- YOUR INSTRUCTIONS: Look through the listing underneath for "this", and copy every line that has it.

**** AVAILABLE DATA ****

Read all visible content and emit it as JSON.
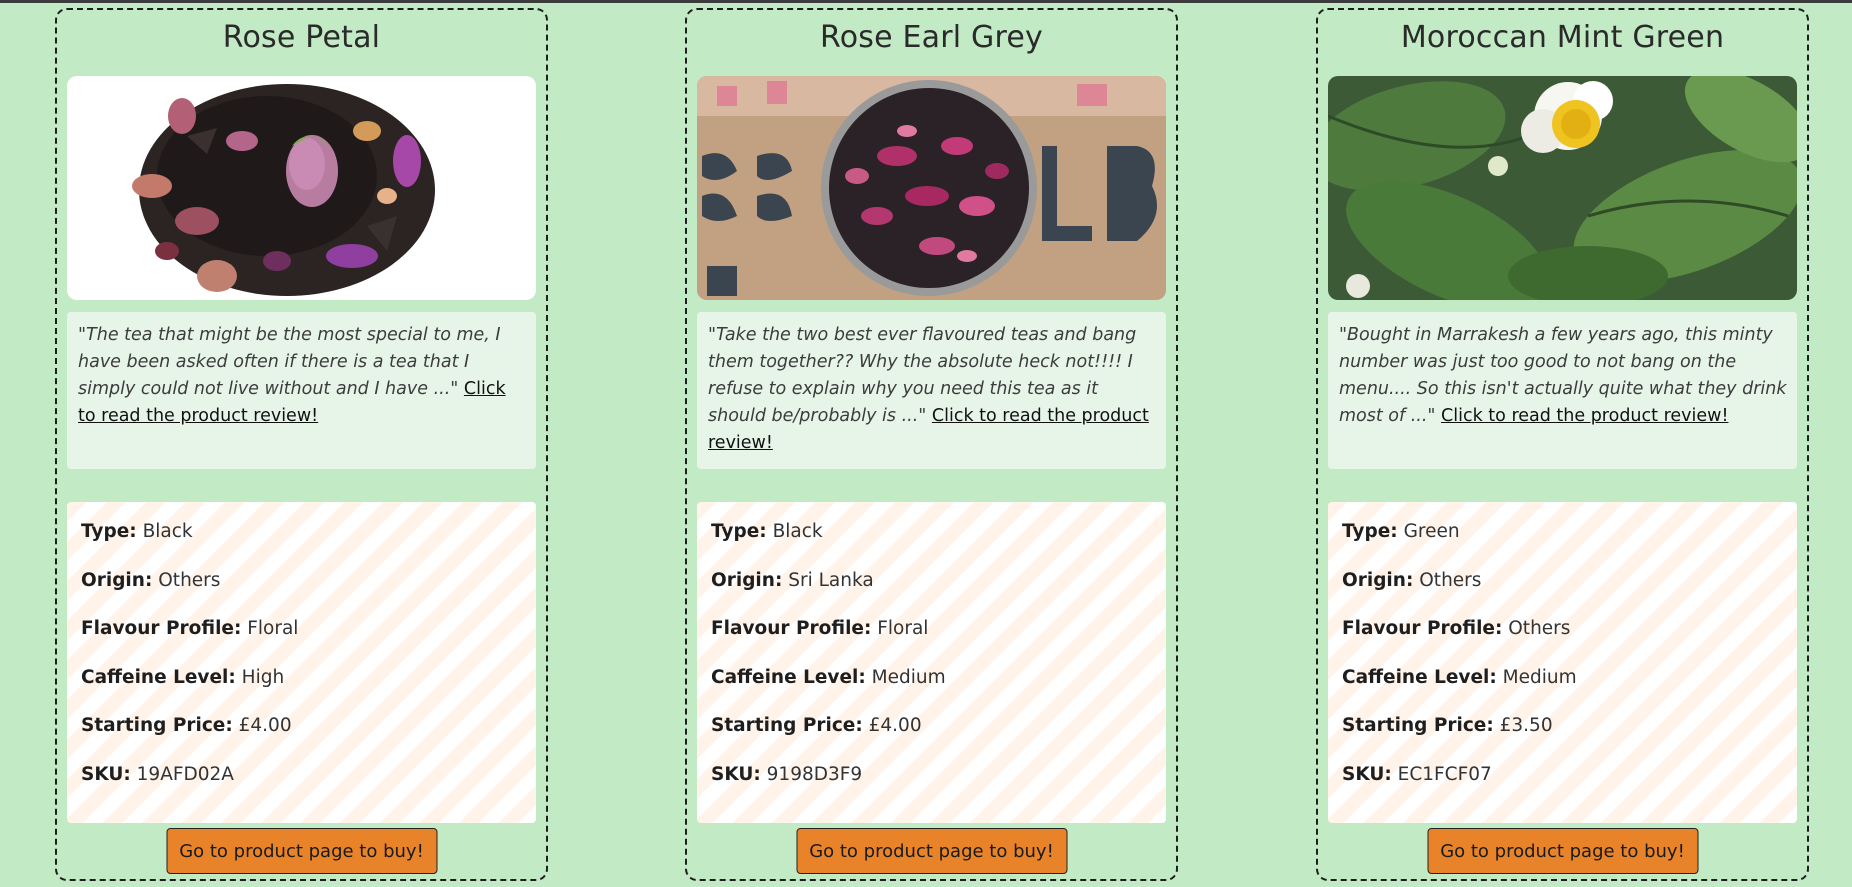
{
  "colors": {
    "page_background": "#c2eac4",
    "review_background": "#e6f5e8",
    "button_background": "#e8832a",
    "details_stripe": "#fff3ea"
  },
  "labels": {
    "type": "Type:",
    "origin": "Origin:",
    "flavour": "Flavour Profile:",
    "caffeine": "Caffeine Level:",
    "price": "Starting Price:",
    "sku": "SKU:"
  },
  "products": [
    {
      "name": "Rose Petal",
      "image": "loose black tea with dried rose buds and petals",
      "review_quote": "\"The tea that might be the most special to me, I have been asked often if there is a tea that I simply could not live without and I have ...\"",
      "review_link": "Click to read the product review!",
      "type": "Black",
      "origin": "Others",
      "flavour": "Floral",
      "caffeine": "High",
      "price": "£4.00",
      "sku": "19AFD02A",
      "button": "Go to product page to buy!"
    },
    {
      "name": "Rose Earl Grey",
      "image": "tin of rose earl grey tea on a stencilled wooden crate",
      "review_quote": "\"Take the two best ever flavoured teas and bang them together?? Why the absolute heck not!!!! I refuse to explain why you need this tea as it should be/probably is ...\"",
      "review_link": "Click to read the product review!",
      "type": "Black",
      "origin": "Sri Lanka",
      "flavour": "Floral",
      "caffeine": "Medium",
      "price": "£4.00",
      "sku": "9198D3F9",
      "button": "Go to product page to buy!"
    },
    {
      "name": "Moroccan Mint Green",
      "image": "tea plant leaves with a white flower",
      "review_quote": "\"Bought in Marrakesh a few years ago, this minty number was just too good to not bang on the menu.... So this isn't actually quite what they drink most of ...\"",
      "review_link": "Click to read the product review!",
      "type": "Green",
      "origin": "Others",
      "flavour": "Others",
      "caffeine": "Medium",
      "price": "£3.50",
      "sku": "EC1FCF07",
      "button": "Go to product page to buy!"
    }
  ]
}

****

- WRITTEN SOLUTION:
      "review_quote": "\"Take the two best ever flavoured teas and bang them together?? Why the absolute heck not!!!! I refuse to explain why you need this tea as it should be/probably is ...\"",
      "review_quote": "\"Bought in Marrakesh a few years ago, this minty number was just too good to not bang on the menu.... So this isn't actually quite what they drink most of ...\"",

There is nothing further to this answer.